The white lights surrounding our beautiful hostel flickered on as another warm Phoenix day began to cool. Last night I had the pleasure of having some of the Lost Boys of Sudan over for dinner. They started to arrive as our professor laid the burgers and hot dogs over the grill. Throughout the week we visited refugees from all around the world at their new homes. We brought donations and exchanged questions. These interactions were a step up from the learning in a classroom, but last night was a step up from it all. As we sat down around the table, I had the opportunity to personally interact not with refugees of genocide, and not with Africans with sad stories, but with some of the most beautiful and inspiring people I have ever met. I would like to share this experience with readers. I will share what I learned from the gentleman I mostly spoke with and show that no matter how different two people may appear to be, a dinner shared between them can be as familiar and delicious as those shared with close friends and family.
At dinner, I sat next to a gentleman named Koor.

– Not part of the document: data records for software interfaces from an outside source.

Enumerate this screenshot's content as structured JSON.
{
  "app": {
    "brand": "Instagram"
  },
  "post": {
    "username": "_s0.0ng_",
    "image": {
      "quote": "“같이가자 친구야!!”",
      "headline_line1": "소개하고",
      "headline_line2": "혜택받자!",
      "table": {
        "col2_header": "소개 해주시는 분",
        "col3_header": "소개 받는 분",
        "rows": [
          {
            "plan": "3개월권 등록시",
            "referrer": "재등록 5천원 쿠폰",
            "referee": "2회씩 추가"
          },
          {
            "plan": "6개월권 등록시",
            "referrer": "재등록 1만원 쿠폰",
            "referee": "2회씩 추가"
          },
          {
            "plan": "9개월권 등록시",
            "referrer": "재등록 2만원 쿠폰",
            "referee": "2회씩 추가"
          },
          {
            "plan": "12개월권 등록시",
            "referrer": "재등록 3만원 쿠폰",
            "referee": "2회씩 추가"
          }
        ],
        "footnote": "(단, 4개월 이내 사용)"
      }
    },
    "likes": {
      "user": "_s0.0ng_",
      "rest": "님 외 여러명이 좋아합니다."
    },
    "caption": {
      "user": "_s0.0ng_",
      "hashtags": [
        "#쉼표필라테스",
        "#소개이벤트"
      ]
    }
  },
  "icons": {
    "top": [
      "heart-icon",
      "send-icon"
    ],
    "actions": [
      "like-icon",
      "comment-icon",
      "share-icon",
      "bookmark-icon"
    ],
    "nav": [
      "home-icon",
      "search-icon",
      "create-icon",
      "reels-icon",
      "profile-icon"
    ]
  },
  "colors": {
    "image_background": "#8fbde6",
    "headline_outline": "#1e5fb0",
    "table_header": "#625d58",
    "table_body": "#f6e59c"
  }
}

Initial questions from my group and I revealed the amazing story of Koor. Like thousands of other Lost Boys, he had to escape the killing of those closest to him and walk thousands of miles to a refugee camp. To put some perspective on this feat, my group and I hiked five miles in Sedona the other day, out of breath, sore, hungry, and extremely tired. Not only did my friend have to walk two hundred times my hike, he had to do so without any food, any water, and with death following close behind. After living in a camp for several years, he got to come to America as a teenager. Everything was new to Koor when he arrived. Things taken for granted by Americans as common knowledge are completely alien to refugees in the beginning. Laughing for the first time last night, the soft-spoken Koor told us how a fellow Sudanese friend drank dish detergent mistaking it for juice. After gaining his bearings on the oddities of American living, Koor set out to find work while attending the tenth grade. Refugees coming to America usually have three months to find a job to begin paying back the airfare for their journey here. His first job was serving water to the elderly at a rest home. After that he worked in a pharmacy and then eventually became a nurse. He discussed his love and respect for the elderly and passion for helping others. Now, Koor visits Southern Sudan and trains others in medical care at a clinic that he opened. After we learned the background of this courageous and giving person, dinner began and we all grabbed at the burgers and hot dogs.
People listened intently as stories from across the world were shared over clanking plates, laughter, and giggling gibberish of toddlers. Placing this atmosphere in the background, my soon-to-be friend and I began conversation with one another. At that moment, where we came from and what experiences we had didn’t matter; the distinction of “us” versus “them” did not exist, it was just me and another person I just met engaging in conversation. We started out light, talking about how amazing our smart phones were after noticing we have the same kind. Of course, I had to ask him about the most American thing I have ever known, McDonalds. Koor described how weird his first burger was at the golden arches. He said it didn’t taste like real food, which I told him not to worry because it isn’t. But now, every time Koor enters an airport he heads straight for McDonalds. He actually shares a favorite with me, double-quarter pounder with fries. As we moved deeper into our talk I gave some self-disclosure. I told him how moved I was with his use of positive thought and how I used it as well to overcome problems in my life (of course telling him that mine were nothing in comparison). We continued on, relating to topics such as how different girls are from guys and the fine art of brewing beer. We laughed, we joked, and we high-fived. Dinner ended, we all played a card game, and then said our farewells.
Before our dinner I was nervous. Other than asking these gentlemen questions about their past how in the world would I relate? My conversation with Koor got rid of that worry. He was different than me from what he has been through and how he has dealt with it. But, the similarities he and I uncovered made me learn we were also the same. Whether it was the love for tasty french-fries, smart phone technology, or the respect we have for our elders, Koor and I were just two people, chatting away towards a friendship that I will always cherish. The lights flickered off as I fell asleep in my camper, happy that I had dinner with close friends and family.